One point is very clear: phishing has proven over time that it’s technology agnostic. Whichever anti-phishing solution companies use, an attack is bound to infiltrate any system eventually. Despite the recent uptick in its appearance in management discussions phishing has remained constant. Since the first recorded attack on AOL users back in 1995 to recent statistics, phishing as an attack vector hasn’t subsided.
After all, phishing is a social engineering attack—it preys upon the vulnerabilities of people, not technology. So it’s not surprising the cybersecurity community’s historical approach to finding an anti-phishing solution was based on attempts to take the human factor out of the equation (e.g., deliver security solutions that are purely technological). As a result, security training took a backseat to tech-driven security solutions, and obviously, this didn’t provide optimal results.
But there’s been a shift in recent years. Security training is no longer the stepchild of technology-driven security solutions—it’s become a true force. Training enables organizations to fight back against phishing by leveraging the positive side of human psychology while getting both management attention and budgetary consideration. Here are just a couple of reasons why training is conquering the anti-phishing landscape:
Security Training Offers a Higher Marginal Value
The contribution of security training to organizational security overall is much greater than other security technologies. Why, exactly? The average organization has plenty of security solutions in place as part of an in-depth security strategy. Adding yet another technology, whether it’s email scanning, spam filtering or a URL testing tool, will indeed add additional security. However, no number of new technologies can reinvent or retool a company’s security culture.
This is why security training—specifically automated security simulations—is a unique tool in the anti-phishing scene.

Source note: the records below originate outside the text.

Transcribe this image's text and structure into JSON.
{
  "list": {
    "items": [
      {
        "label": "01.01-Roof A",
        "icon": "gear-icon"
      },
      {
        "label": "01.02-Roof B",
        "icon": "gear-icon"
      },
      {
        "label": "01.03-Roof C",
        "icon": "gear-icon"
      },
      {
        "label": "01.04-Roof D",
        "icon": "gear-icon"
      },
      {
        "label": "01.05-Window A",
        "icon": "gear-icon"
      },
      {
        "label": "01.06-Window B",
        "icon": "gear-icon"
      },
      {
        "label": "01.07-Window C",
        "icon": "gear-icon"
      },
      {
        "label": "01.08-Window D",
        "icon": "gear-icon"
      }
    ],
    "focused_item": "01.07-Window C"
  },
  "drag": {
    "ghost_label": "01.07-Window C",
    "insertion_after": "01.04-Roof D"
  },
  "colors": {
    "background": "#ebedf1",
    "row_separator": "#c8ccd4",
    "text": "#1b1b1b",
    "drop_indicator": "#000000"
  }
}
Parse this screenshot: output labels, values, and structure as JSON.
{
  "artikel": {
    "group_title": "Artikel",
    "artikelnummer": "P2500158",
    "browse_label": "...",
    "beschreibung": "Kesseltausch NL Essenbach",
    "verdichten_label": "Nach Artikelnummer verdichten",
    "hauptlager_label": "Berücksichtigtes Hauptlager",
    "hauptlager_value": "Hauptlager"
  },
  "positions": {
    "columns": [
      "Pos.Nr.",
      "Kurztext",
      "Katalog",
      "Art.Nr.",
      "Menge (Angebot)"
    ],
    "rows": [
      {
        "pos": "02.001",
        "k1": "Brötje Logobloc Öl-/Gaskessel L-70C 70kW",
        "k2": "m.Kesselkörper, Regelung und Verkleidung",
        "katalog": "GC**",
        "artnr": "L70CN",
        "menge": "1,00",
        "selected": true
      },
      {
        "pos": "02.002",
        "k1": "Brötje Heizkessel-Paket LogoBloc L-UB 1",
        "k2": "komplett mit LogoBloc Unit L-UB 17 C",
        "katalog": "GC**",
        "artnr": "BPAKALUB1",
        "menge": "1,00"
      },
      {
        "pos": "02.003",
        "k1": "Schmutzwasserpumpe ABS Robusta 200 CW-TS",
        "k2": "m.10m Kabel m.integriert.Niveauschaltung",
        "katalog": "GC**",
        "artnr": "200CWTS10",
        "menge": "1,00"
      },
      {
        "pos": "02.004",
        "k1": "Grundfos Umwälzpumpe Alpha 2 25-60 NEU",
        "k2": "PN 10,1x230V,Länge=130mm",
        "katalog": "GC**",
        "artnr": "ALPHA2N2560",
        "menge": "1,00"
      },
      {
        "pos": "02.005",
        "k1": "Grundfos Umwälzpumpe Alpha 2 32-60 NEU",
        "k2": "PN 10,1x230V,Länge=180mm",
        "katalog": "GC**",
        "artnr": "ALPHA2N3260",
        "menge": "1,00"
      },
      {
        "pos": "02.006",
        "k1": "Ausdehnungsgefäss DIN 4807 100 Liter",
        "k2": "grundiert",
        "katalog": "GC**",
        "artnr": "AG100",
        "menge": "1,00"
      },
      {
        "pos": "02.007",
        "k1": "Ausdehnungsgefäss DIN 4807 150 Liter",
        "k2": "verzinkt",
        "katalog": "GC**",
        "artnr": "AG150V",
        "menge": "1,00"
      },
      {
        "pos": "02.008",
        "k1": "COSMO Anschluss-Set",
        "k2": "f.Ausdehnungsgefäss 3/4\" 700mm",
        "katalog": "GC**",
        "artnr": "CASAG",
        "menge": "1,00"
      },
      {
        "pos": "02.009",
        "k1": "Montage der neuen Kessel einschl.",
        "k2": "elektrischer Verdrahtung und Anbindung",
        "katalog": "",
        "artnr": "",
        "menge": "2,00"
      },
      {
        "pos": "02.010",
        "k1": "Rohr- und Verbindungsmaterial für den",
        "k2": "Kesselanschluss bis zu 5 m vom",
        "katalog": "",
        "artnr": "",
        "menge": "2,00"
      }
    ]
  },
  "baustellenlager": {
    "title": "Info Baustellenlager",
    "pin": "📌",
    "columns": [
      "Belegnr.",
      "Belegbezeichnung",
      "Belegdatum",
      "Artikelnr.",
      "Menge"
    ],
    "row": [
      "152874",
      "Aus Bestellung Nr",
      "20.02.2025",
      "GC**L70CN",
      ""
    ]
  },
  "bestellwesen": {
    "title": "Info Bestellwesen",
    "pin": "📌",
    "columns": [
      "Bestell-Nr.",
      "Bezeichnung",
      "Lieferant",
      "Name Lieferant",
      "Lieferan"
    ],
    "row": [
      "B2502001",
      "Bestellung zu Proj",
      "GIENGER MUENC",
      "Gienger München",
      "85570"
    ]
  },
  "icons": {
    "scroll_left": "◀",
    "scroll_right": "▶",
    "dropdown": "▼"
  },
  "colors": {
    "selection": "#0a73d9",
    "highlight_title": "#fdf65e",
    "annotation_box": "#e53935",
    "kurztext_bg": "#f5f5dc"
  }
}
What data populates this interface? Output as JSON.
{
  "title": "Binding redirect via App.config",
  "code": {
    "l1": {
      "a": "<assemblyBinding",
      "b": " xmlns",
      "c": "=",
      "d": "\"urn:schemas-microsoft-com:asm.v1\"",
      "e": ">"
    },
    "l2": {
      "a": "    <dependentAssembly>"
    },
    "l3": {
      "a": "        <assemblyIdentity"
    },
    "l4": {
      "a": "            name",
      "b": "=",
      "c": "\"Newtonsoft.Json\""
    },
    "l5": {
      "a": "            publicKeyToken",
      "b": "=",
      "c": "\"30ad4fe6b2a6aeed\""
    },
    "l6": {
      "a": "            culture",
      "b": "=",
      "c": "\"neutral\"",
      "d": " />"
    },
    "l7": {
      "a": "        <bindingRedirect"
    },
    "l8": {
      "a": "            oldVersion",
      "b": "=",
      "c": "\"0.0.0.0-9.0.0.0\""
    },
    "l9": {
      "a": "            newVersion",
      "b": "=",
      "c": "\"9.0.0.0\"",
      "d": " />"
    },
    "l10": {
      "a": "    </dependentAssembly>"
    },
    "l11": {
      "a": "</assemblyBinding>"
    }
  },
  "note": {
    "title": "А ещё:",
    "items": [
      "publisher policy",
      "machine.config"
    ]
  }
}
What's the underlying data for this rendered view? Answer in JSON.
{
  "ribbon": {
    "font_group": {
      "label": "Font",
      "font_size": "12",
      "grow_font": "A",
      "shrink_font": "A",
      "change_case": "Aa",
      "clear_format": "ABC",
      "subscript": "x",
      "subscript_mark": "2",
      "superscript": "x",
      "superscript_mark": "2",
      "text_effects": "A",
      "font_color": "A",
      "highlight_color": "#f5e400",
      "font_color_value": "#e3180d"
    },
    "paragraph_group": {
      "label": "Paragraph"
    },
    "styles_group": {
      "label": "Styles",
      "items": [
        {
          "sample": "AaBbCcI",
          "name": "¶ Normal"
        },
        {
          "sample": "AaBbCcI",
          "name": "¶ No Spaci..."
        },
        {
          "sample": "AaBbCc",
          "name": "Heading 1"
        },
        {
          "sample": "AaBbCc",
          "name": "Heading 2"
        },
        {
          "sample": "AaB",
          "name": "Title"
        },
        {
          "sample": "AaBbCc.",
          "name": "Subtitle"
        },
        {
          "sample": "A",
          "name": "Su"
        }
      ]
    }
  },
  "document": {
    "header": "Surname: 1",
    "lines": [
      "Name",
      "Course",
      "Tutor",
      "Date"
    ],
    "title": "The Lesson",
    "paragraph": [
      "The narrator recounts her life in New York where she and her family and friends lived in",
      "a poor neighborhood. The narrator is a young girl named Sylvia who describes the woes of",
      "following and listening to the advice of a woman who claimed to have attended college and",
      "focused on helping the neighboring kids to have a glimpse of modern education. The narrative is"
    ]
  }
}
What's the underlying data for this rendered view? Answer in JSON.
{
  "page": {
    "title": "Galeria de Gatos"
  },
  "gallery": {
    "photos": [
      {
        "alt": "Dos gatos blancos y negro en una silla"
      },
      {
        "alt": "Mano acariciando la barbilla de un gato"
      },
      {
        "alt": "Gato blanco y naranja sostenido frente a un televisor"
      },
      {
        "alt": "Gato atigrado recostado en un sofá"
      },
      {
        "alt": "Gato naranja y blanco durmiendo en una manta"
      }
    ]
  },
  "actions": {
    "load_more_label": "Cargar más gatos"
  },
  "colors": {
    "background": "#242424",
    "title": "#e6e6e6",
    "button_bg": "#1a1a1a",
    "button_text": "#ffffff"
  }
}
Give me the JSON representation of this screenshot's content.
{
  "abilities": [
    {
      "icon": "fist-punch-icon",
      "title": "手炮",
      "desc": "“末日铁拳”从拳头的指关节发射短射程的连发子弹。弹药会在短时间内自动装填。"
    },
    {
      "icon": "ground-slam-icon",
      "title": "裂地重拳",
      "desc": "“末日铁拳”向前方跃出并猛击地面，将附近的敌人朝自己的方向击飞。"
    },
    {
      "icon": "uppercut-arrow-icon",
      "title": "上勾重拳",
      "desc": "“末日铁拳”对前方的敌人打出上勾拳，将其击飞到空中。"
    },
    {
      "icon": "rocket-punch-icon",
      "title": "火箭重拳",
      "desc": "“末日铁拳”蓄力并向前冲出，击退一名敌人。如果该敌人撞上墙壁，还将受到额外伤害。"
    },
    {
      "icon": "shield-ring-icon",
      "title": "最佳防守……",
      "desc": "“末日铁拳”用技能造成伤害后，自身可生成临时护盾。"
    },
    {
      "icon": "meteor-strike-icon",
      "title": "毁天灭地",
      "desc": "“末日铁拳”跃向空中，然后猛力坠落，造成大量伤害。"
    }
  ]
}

It can effect change in the security culture of a learning organization, which has more enduring benefits than any technology-based response. It’s unparalleled by existing security solutions, and investing in it yields high—and sustainable—returns.
Security Training Accounts for the Human Factor
Phishing is always evolving. Attackers continually test their changes against cutting-edge security technologies, collecting information and refining their weapons. Sometimes these adaptations are very small—almost unnoticeable, in some cases. But even small changes in an attacker’s approach can require big investments from a security vendor—especially if they hope to counter these changes in real time. This, again, is why security training is the answer: because it’s a completely different ball game when you leverage the power of your people in your security initiatives:
- First of all, every person in an organization is unique. They have different interests and concerns, both inside and outside of work. When no training occurs, a hacker can just send any phishing email and expect sufficient results. But as employees get trained, their resilience to various attacks grows, forcing the hacker to expose themselves with more and more attempts.
- Secondly, people are fast learners. And faster than we security professionals care to admit. That’s why we see an increased rate of technological adoption—because people are quickly learning how to use new technologies. By stimulating their learning through training, people can adapt surprisingly fast to changes in the security landscape.
- Last, but not least, security training has come a long way from basic awareness solutions. Some vendors are already using micro-learning techniques, with the leading ones using adaptive training. These types of training facilitate shorter learning cycles and create higher engagement rates.
Given the advantages that security training offers over technology-driven solutions, we aren’t surprised to see prospects and customers investing more and more of their time and money in smart anti-phishing learning automation. And as a result, they see a twofold increase in their return on investment, both in terms of effectiveness with their anti-phishing efforts and in their overall security operations.
As phishing becomes more pervasive, organizations are learning that security training can be their most effective first—and last—line of defense against ever-more-sophisticated attacks.